- [Information shown]:
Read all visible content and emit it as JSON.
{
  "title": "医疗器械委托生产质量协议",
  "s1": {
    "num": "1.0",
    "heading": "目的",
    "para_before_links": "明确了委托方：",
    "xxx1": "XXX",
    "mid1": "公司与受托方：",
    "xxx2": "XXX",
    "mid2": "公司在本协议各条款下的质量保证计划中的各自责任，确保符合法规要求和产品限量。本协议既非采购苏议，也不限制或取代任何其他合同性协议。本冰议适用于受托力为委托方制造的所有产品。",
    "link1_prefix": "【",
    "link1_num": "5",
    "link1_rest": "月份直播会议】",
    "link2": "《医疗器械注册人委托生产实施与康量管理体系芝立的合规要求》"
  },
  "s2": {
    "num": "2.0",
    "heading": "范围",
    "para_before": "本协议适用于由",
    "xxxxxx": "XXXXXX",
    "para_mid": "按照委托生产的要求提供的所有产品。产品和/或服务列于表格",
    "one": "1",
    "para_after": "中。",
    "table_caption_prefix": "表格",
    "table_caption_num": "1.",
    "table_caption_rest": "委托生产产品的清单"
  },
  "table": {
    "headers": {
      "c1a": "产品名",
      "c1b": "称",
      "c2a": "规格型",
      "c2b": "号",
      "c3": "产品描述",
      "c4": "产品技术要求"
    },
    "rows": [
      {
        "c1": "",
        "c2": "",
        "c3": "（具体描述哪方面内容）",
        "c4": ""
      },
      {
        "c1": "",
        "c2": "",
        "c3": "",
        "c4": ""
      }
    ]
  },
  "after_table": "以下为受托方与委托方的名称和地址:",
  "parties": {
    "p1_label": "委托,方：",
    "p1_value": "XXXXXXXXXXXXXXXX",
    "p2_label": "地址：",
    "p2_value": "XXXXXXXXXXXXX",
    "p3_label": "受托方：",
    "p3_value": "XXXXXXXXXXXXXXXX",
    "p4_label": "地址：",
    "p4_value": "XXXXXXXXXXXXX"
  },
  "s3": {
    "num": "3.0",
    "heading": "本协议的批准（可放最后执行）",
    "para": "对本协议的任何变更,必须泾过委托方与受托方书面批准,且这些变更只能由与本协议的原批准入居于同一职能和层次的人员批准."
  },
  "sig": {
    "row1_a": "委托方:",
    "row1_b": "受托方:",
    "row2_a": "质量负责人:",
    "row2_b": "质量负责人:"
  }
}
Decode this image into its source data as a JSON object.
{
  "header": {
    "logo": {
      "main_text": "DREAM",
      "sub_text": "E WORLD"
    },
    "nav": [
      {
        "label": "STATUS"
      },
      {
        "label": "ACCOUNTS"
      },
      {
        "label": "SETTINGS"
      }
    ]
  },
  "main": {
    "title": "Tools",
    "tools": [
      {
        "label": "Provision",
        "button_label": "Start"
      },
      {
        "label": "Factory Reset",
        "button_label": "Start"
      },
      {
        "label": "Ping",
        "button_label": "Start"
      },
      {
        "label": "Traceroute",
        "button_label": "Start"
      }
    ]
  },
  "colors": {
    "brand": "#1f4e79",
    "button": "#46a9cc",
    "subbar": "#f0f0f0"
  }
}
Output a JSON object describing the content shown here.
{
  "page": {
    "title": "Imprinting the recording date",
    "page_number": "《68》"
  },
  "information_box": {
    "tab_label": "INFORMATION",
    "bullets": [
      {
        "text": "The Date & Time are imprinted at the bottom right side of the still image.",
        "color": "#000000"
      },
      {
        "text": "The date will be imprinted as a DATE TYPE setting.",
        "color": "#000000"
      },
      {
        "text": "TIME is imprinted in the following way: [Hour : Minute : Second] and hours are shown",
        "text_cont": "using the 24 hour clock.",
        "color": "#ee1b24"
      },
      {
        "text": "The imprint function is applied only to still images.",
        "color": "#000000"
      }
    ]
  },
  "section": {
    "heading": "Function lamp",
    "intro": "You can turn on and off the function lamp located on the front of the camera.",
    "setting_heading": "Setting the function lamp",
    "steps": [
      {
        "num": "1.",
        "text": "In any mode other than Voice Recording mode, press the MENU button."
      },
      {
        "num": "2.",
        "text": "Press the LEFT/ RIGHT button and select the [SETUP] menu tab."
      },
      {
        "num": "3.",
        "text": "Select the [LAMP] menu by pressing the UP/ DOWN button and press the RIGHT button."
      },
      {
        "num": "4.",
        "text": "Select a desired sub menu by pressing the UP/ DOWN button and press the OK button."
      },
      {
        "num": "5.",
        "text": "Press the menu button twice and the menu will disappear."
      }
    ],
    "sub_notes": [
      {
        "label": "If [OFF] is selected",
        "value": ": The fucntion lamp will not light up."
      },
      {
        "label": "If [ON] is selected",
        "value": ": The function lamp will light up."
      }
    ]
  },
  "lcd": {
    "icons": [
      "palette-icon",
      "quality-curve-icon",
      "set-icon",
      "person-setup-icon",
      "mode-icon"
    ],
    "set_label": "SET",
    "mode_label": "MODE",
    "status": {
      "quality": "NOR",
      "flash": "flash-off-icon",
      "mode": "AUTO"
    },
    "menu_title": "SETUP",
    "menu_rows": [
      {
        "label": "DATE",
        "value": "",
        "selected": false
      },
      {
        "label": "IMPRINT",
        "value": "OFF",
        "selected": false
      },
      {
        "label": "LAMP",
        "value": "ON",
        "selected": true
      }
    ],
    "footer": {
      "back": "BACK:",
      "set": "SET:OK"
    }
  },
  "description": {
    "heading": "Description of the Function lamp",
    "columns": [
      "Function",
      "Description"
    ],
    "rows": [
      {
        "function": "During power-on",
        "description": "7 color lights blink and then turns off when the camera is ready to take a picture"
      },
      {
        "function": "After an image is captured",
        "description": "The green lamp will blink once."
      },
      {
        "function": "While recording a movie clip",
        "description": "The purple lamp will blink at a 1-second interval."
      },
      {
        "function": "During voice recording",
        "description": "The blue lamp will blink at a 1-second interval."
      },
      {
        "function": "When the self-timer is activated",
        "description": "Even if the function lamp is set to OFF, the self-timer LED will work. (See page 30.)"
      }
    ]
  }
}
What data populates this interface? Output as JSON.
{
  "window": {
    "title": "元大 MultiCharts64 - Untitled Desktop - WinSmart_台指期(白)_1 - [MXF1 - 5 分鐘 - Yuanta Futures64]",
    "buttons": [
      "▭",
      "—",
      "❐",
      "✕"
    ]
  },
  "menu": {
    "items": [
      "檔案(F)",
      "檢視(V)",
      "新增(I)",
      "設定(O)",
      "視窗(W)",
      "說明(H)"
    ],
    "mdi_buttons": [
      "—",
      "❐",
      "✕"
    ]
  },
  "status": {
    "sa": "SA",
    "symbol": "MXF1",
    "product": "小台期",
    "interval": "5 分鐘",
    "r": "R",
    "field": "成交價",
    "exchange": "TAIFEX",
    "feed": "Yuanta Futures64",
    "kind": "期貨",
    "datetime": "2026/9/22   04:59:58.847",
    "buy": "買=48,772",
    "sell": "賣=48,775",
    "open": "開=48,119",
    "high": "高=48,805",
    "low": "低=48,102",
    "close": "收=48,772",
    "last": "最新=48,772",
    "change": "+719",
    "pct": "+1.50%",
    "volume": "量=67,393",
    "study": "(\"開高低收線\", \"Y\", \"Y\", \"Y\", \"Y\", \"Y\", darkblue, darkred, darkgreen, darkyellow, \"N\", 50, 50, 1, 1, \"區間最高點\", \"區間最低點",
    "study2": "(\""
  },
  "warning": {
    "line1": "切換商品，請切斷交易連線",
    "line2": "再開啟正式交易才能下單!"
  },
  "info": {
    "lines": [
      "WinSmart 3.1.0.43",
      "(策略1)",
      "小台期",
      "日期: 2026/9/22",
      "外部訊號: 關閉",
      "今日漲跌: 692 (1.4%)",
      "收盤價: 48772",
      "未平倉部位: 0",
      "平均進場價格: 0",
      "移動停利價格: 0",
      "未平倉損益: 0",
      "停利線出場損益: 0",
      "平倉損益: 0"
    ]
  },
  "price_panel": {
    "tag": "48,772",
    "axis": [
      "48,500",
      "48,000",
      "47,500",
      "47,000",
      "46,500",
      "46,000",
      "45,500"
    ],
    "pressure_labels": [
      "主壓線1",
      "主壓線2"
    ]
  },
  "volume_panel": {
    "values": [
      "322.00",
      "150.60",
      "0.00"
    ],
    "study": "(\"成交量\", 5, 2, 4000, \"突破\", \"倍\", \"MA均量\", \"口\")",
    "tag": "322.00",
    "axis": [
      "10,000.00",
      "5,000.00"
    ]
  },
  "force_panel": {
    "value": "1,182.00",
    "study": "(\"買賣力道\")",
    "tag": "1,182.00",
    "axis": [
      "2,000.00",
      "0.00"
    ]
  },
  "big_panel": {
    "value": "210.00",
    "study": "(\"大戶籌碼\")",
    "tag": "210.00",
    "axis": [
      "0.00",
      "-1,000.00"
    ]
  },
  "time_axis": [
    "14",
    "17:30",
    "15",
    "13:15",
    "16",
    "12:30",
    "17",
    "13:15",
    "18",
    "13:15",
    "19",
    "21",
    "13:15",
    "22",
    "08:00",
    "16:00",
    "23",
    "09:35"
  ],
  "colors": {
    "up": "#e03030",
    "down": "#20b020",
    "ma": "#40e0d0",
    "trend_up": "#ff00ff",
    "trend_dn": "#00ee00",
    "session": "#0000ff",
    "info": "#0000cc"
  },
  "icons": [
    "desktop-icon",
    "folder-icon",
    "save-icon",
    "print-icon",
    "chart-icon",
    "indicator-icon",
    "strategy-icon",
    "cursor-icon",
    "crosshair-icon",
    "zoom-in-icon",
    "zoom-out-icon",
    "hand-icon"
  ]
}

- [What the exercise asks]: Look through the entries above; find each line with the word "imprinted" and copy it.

- [Your solution]:
        "text": "The Date & Time are imprinted at the bottom right side of the still image.",
        "text": "The date will be imprinted as a DATE TYPE setting.",
        "text": "TIME is imprinted in the following way: [Hour : Minute : Second] and hours are shown",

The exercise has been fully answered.